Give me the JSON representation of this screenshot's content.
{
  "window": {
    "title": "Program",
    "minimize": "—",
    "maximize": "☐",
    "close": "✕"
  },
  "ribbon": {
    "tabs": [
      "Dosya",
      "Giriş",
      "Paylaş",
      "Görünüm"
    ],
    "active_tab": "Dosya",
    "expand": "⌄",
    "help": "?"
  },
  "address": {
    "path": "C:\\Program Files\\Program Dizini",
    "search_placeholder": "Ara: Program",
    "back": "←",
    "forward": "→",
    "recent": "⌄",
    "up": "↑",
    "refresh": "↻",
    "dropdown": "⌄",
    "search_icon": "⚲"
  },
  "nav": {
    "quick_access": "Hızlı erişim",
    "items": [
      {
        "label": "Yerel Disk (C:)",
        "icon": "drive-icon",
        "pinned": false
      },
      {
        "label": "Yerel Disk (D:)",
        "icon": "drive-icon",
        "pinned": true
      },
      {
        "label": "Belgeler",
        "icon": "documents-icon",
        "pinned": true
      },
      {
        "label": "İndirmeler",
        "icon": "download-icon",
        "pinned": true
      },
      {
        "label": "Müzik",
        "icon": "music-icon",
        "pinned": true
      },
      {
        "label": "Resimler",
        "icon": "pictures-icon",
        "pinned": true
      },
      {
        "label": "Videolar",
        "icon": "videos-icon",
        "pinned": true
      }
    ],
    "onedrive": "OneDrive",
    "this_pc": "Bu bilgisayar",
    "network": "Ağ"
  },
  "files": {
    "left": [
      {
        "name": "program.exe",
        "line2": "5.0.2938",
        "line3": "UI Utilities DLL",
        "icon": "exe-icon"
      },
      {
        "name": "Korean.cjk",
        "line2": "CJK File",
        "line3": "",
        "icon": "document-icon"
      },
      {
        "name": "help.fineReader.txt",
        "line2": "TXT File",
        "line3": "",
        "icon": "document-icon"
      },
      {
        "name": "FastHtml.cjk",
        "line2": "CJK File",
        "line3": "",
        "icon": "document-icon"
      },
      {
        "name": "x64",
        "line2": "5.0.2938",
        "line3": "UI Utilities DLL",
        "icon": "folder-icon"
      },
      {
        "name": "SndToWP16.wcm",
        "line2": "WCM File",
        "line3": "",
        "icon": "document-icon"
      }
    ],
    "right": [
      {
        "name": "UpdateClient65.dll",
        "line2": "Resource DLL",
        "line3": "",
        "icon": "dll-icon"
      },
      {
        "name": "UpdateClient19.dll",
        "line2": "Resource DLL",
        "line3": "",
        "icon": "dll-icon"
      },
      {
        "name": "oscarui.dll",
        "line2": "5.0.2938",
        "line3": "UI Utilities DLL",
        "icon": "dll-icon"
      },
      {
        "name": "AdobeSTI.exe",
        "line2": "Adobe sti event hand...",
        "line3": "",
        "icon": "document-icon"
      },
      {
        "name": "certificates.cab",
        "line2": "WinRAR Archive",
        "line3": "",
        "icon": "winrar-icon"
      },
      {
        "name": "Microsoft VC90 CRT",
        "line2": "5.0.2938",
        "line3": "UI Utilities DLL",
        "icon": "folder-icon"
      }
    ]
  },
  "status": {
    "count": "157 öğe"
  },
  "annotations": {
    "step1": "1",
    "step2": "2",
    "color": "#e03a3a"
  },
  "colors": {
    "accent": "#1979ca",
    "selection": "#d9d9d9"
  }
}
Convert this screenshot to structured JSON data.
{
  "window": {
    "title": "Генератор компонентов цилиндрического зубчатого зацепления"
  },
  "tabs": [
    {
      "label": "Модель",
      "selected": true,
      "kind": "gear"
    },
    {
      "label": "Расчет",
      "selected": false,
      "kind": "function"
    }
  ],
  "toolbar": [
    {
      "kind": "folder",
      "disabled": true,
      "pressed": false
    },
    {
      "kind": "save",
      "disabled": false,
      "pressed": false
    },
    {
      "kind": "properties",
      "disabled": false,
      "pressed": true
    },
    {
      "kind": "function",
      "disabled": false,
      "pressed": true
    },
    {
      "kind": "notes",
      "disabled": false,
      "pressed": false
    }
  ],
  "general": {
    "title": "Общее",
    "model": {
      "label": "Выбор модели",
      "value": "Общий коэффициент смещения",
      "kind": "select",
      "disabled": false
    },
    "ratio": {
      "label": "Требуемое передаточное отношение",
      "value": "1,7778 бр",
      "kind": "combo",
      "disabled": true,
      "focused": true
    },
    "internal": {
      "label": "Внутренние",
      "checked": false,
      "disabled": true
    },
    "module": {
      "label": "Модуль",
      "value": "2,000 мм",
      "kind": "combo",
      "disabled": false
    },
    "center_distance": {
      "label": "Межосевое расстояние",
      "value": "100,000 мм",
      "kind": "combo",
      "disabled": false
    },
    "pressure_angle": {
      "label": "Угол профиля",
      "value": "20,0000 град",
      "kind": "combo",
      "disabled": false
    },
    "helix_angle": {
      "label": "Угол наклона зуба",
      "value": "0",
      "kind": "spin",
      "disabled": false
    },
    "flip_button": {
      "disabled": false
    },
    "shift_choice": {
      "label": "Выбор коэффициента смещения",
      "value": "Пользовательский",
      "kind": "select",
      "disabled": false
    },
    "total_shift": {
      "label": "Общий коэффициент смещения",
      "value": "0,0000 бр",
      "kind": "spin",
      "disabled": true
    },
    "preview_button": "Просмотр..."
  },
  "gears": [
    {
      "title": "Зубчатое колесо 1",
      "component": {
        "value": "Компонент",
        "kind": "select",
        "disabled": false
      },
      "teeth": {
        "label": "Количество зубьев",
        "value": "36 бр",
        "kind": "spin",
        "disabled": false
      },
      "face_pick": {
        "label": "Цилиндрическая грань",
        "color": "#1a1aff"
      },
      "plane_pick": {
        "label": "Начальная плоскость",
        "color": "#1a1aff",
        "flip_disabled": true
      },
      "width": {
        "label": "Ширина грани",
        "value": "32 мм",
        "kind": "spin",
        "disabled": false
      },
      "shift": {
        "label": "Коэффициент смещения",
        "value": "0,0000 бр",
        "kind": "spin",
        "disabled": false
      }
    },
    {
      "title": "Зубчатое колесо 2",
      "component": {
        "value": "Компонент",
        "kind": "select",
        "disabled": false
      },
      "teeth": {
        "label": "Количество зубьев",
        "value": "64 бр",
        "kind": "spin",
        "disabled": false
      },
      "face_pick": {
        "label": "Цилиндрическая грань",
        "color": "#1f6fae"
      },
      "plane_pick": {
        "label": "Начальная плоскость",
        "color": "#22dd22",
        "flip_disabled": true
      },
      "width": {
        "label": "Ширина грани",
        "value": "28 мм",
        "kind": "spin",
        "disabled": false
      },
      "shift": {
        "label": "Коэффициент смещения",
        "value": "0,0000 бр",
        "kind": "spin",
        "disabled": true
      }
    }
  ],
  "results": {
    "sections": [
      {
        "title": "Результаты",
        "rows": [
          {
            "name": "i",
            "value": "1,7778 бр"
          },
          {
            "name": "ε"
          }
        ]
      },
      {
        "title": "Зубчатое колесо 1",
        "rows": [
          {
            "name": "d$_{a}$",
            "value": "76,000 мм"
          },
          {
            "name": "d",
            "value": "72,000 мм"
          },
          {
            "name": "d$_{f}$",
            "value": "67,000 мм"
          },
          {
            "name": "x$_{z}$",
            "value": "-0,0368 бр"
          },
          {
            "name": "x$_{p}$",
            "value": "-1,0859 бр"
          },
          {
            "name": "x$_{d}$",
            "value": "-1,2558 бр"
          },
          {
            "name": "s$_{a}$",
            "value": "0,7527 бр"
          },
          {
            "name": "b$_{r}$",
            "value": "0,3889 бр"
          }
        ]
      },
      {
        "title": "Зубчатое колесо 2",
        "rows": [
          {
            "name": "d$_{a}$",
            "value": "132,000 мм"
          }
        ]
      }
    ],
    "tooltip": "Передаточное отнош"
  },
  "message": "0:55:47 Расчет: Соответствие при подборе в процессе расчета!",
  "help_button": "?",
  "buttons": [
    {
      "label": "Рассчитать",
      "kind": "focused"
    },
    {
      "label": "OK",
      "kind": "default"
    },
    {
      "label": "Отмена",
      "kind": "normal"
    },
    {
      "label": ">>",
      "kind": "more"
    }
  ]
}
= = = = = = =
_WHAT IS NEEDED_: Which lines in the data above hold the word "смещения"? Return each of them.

_SOLUTION BELOW_:
      "value": "Общий коэффициент смещения",
      "label": "Выбор коэффициента смещения",
      "label": "Общий коэффициент смещения",
        "label": "Коэффициент смещения",
        "label": "Коэффициент смещения",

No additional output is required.